Timbers 2012 Facts and figures
Schedule: 34 MLS games, 17 at Jeld-Wen Field. Additional exhibition games to be announced. (Click here for the 2012 schedule.)
Stadium: Jeld-Wen Field is at Southwest 18th and Morrison in downtown Portland. Capacity for this season has been raised above 20,000 by opening some upper sections that were closed in 2011. Gates open two hours before each game. Parking is limited near the stadium. Fans are encouraged to ride MAX light rail to games.
Tickets: Timbers MLS home games are almost sold out. Check Ticketmaster outlets or the Timbers box office at Jeld-Wen Field for availability.
TV: All 34 league games will be televised live on local or national outlets.
Radio: Most games live on 750 AM. Some will be moved to alternate stations. John Strong is the lead play-by-play announcer.
Looking for a reason to be optimistic about the Portland Timbers of 2012? Ask Rodney Wallace.
“We have good players who know their roles,” Wallace, a defender and midfielder, said.
Last season, the Timbers entered Major League Soccer with aspirations of crashing the playoff party. They didn’t quite get there, coming up a few points short.
It’s safe to say that aspirations have evolved into expectations as the Timbers enter Year Two in MLS, kicking off the season on Monday with a home match against Philadelphia.
“This year we need to get into the playoffs and we want to make a run at the championship,” defender Eric Brunner said. “This is a town that deserves trophies, and we’re going to go out every single day and work hard to achieve that goal.”
The front office did its share of offseason work to improve the roster.
The most noteworthy moves were at forward, where last season’s poster-boy Kenny Cooper was traded to New York, and Scottish striker Kris Boyd was given a seven-figure contract to score goals in Portland. Boyd started well, scoring a goal early in his preseason debut last week.

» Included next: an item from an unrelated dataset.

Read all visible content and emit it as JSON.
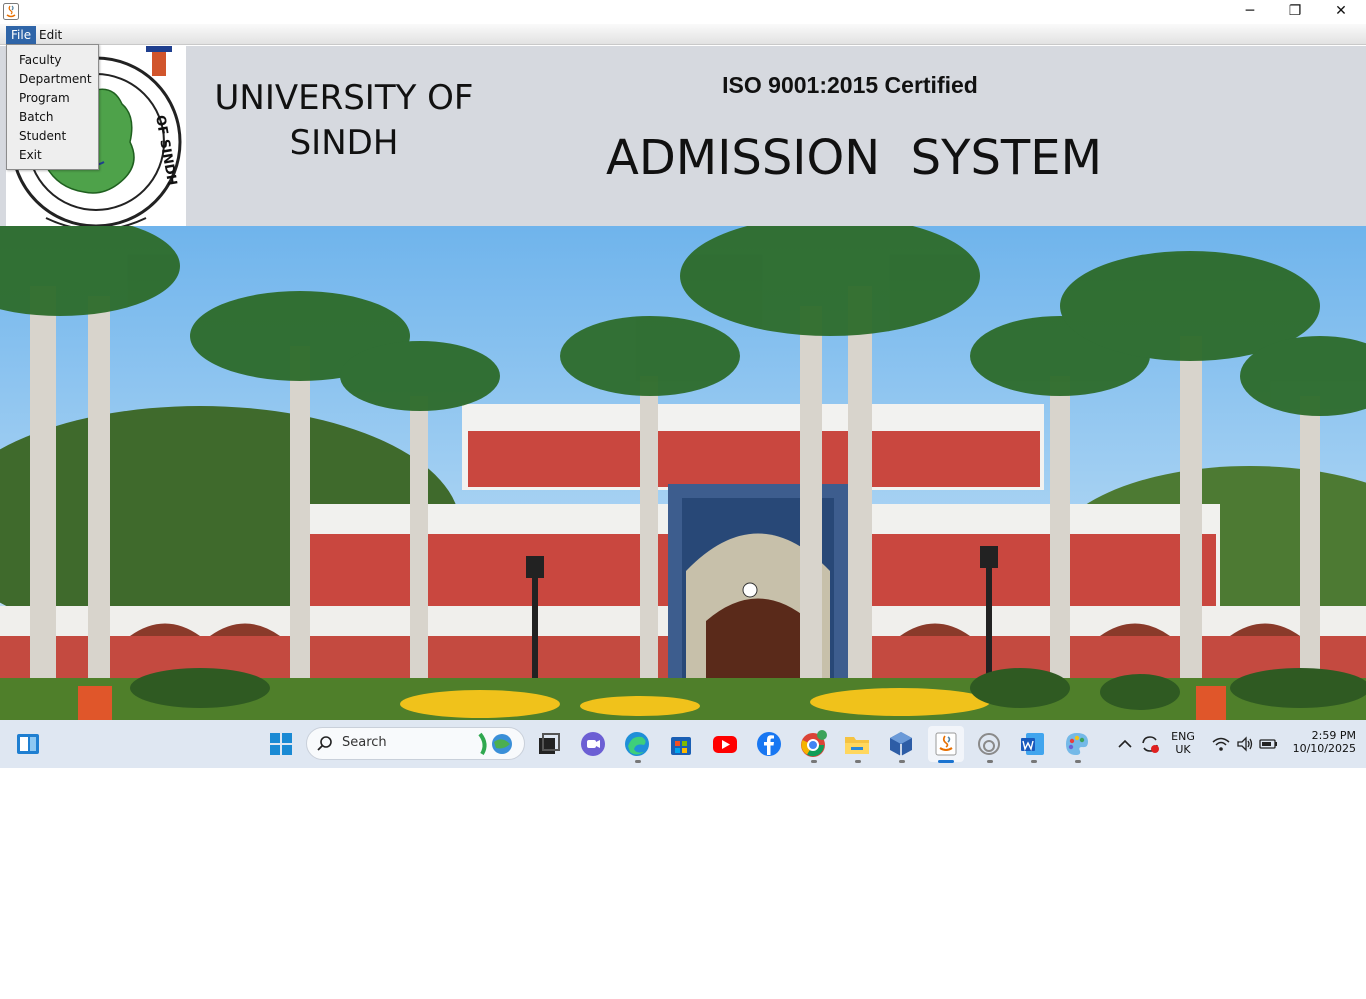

Team depth is another area of significant improvement. Colombian center back Hanyer Mosquera and midfielder Franck Songo’o, from Cameroon, are two new players who could become regular starters.
With the possible exception of right back, the roster appears to have at least two players at every position who could earn regular first-team time.
“It’s great for this team,” defender Mike Chabala said. “I think there’s a lot of depth on this team, and I think there are going to be a lot of positive moments from a lot of different guys this year.”
Several of the newcomers — including rookie and Camas High graduate Brent Richards — figure to be limited mostly to reserve spots as they transition into MLS.
The Timbers put an emphasis on youth and athletic ability. The improvement of young players — including Wallace, Darlington Nagbe, Kalif Alhassan, Eric Alexander and James Marcelin — is a significant part of the front-office’s plan.
Nagbe, who was a highly-touted rookie in 2011, said he was tentative on the attack last season. He figures to play both at forward and in midfield this season.
“Now I’ve got more of a handle on the routine, so I should be better this year,” Nagbe said.
Comfort level is also a factor for a pair of Colombians — midfielder Diego Chara and forward Jorge Perlaza. Each said through an interpreter that he is much more comfortable than last season, in part because their families have joined them.
One Colombian who will not contribute this season is Jose Adolfo Valencia. The forward, who was signed to compete for a starting job, is on injured reserve for the year after preseason knee surgery.
That is one of several injuries that have chipped away at the roster. Forward Eddie Johnson suffered another concussion early in preseason and his soccer future is uncertain. Center back Futty Danso is out for up to six weeks with a broken foot. Center back David Horst is expected to be out for half the season because of hip surgery. Midfielder Sal Zizzo is preparing to return after offseason knee surgery.
Even though the MLS Cup won’t be handed out until Dec. 1, the games will have plenty of meaning for the Timbers starting Monday night.
That’s because the playoff format is different. Last year the top-10 teams overall made the playoffs. This season it will be the top five teams in each conference. The Western Conference — with the defending champion Los Angeles Galaxy and the Seattle Sounders considered by many to be title contenders — appears to have more strong teams than the East.
But the Timbers are ready for the challenge.
“There is definitely a good vibe. I think everyone’s excited,” team captain Jack Jewsbury said. “No one really knew what to expect last year. Now there are big expectations internally and externally on this team. I think we’re excited about the challenge.”